The Mall Renaissance: Understanding the Surge in American Mall Visits

January 25, 2024 | Blog | By Lightbox


The American mall is alive and well, as evidenced by Lightbox venues seeing record traffic in 2023, and continuing into January 2024. MotionWorks reports 2.8 billion annual visits to our network of shopping destinations last year which translates to a +47% increase over pre-pandemic 2019 and a +31% increase over 2022. What’s behind this growth? Here are a few key factors, ranging from a shift in consumer behavior to a reimagining of the traditional mall experience.

Gen Z Loves Malls 

Teens have historically been tied to mall culture, and the broader Gen Z is no exception. Contrary to expectations, this tech-savvy generation continues to appreciate the social aspects of malls. For them – 73% of whom have visited the mall at least once in the past month according to a 2023 ICSC study – it’s a hub for shared experiences with friends outside of school and each other’s homes.

Here they’ll hang, grab food, hit the entertainment options, and of course, shop. A ICSC also reports that nearly all (97%) shop in physical stores, with many showing off their purchases in the pervasive “Mall Haul” TikToks or YouTube videos. Malls therefore play an undeniable role in youths’ social lives, both IRL and online.

Suburban Resurgence

Beyond Gen Z, Millennials are playing a pivotal role in the modern mall. The pandemic’s byproduct of remote work flexibility has driven this generation to accelerate its migration to the ‘burbs, with 45% of Millennials expecting to buy a home outside of big cities according to Bank of America. The evolving landscape of American living finds malls (more and more of which have grocery, fitness clubs, upscale dining, and even residential buildings) once again at the heart of communities, serving as one-stop lifestyle destinations.

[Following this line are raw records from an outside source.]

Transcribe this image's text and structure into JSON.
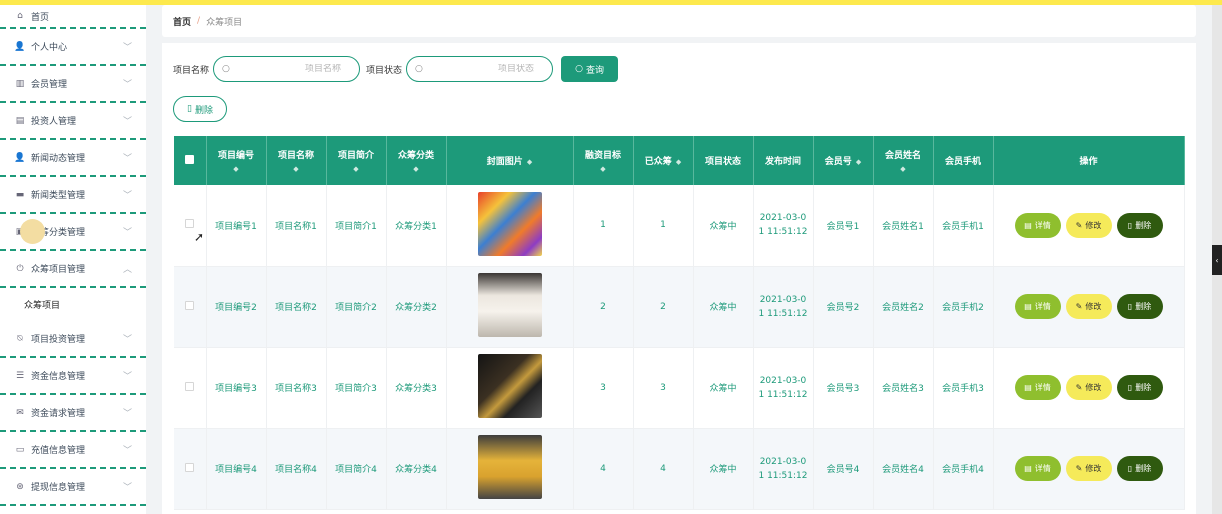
{
  "breadcrumb": {
    "home": "首页",
    "separator": "/",
    "current": "众筹项目"
  },
  "sidebar": {
    "items": [
      {
        "label": "首页",
        "icon": "home-icon",
        "glyph": "⌂",
        "chevron": false
      },
      {
        "label": "个人中心",
        "icon": "user-icon",
        "glyph": "👤",
        "chevron": true
      },
      {
        "label": "会员管理",
        "icon": "chart-icon",
        "glyph": "▥",
        "chevron": true
      },
      {
        "label": "投资人管理",
        "icon": "report-icon",
        "glyph": "▤",
        "chevron": true
      },
      {
        "label": "新闻动态管理",
        "icon": "user-icon",
        "glyph": "👤",
        "chevron": true
      },
      {
        "label": "新闻类型管理",
        "icon": "message-icon",
        "glyph": "▬",
        "chevron": true
      },
      {
        "label": "众筹分类管理",
        "icon": "clipboard-icon",
        "glyph": "▣",
        "chevron": true
      },
      {
        "label": "众筹项目管理",
        "icon": "power-icon",
        "glyph": "⏻",
        "chevron": "up",
        "sub": "众筹项目"
      },
      {
        "label": "项目投资管理",
        "icon": "bell-off-icon",
        "glyph": "⍉",
        "chevron": true
      },
      {
        "label": "资金信息管理",
        "icon": "list-icon",
        "glyph": "☰",
        "chevron": true
      },
      {
        "label": "资金请求管理",
        "icon": "mail-icon",
        "glyph": "✉",
        "chevron": true
      },
      {
        "label": "充值信息管理",
        "icon": "wallet-icon",
        "glyph": "▭",
        "chevron": true
      },
      {
        "label": "提现信息管理",
        "icon": "wheel-icon",
        "glyph": "⊛",
        "chevron": true
      }
    ]
  },
  "filters": {
    "name_label": "项目名称",
    "name_placeholder": "项目名称",
    "status_label": "项目状态",
    "status_placeholder": "项目状态",
    "search_button": "查询",
    "delete_button": "删除"
  },
  "table": {
    "headers": [
      "项目编号",
      "项目名称",
      "项目简介",
      "众筹分类",
      "封面图片",
      "融资目标",
      "已众筹",
      "项目状态",
      "发布时间",
      "会员号",
      "会员姓名",
      "会员手机",
      "操作"
    ],
    "rows": [
      {
        "id": "项目编号1",
        "name": "项目名称1",
        "intro": "项目简介1",
        "category": "众筹分类1",
        "target": "1",
        "raised": "1",
        "status": "众筹中",
        "time_a": "2021-03-0",
        "time_b": "1 11:51:12",
        "member": "会员号1",
        "mname": "会员姓名1",
        "phone": "会员手机1"
      },
      {
        "id": "项目编号2",
        "name": "项目名称2",
        "intro": "项目简介2",
        "category": "众筹分类2",
        "target": "2",
        "raised": "2",
        "status": "众筹中",
        "time_a": "2021-03-0",
        "time_b": "1 11:51:12",
        "member": "会员号2",
        "mname": "会员姓名2",
        "phone": "会员手机2"
      },
      {
        "id": "项目编号3",
        "name": "项目名称3",
        "intro": "项目简介3",
        "category": "众筹分类3",
        "target": "3",
        "raised": "3",
        "status": "众筹中",
        "time_a": "2021-03-0",
        "time_b": "1 11:51:12",
        "member": "会员号3",
        "mname": "会员姓名3",
        "phone": "会员手机3"
      },
      {
        "id": "项目编号4",
        "name": "项目名称4",
        "intro": "项目简介4",
        "category": "众筹分类4",
        "target": "4",
        "raised": "4",
        "status": "众筹中",
        "time_a": "2021-03-0",
        "time_b": "1 11:51:12",
        "member": "会员号4",
        "mname": "会员姓名4",
        "phone": "会员手机4"
      }
    ],
    "actions": {
      "detail": "详情",
      "edit": "修改",
      "delete": "删除"
    }
  },
  "colors": {
    "primary": "#1d9a7a",
    "topbar": "#fde94d",
    "detail": "#8fbf2e",
    "edit": "#f5ea5a",
    "delete": "#2f5a0f"
  }
}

Physical Retail Expansion

Retailers are adapting to this migration pattern and are following suit, leading to a transformation of the suburban mall’s tenant mix. Millennial e-commerce faves like Mizzen + Main, Everlane and Rothy’s have all opened brick-and-mortar stores in the past year, joining other DTC brands like Warby Parker, Glossier and All Birds, in catering to consumers’ omni-channel approach to shopping. 

Other retailers with once limited locations are going all-in on expansion. Primark only entered the US market in 2015, but it’s aiming for 60 locations by its 10th anniversary. Japanese retailer Uniqlo will add 20 new locations this year alone to double its North American presence.

Shopping as Entertainment

Store openings alone are not enough to attract visits. Businesses are going beyond mere transactions to create fully immersive environments. Now, consumers can ‘Sip & Shop,’ imbibing while they stroll Tysons Corner; get a makeup tutorial at Sephora; custom design kicks with Nike’s interactive displays; or get a refresher on their iPhone shortcuts via a class at the Apple store.

From cutting-edge technology to pop-up events, malls and their retail tenants are creating experiential spaces that engage and captivate visitors, turning shopping into a larger entertainment experience.

A True Entertainment Destination

As engaging as retail stores may be, consumers are also flocking to malls for true entertainment. The infusion of options, such as movie theaters, arcades, and recreational facilities, has transformed malls into comprehensive entertainment centers. Parents now have options beyond animal scooters to delight the kids: Hot Wheel Experience, Candytopia, Bungee Zone, and Museum of Illusions are just a few tenants that are attracting scores of families, among others, for a fun-filled day out.

This is only the beginning of malls’ ongoing evolution, driven by demographic shifts and subsequent demands for new retail and entertainment experiences. As malls continue to adapt and innovate, they are redefining their role in American society and being embraced as vibrant spaces that resonate with the diverse needs of today’s consumers.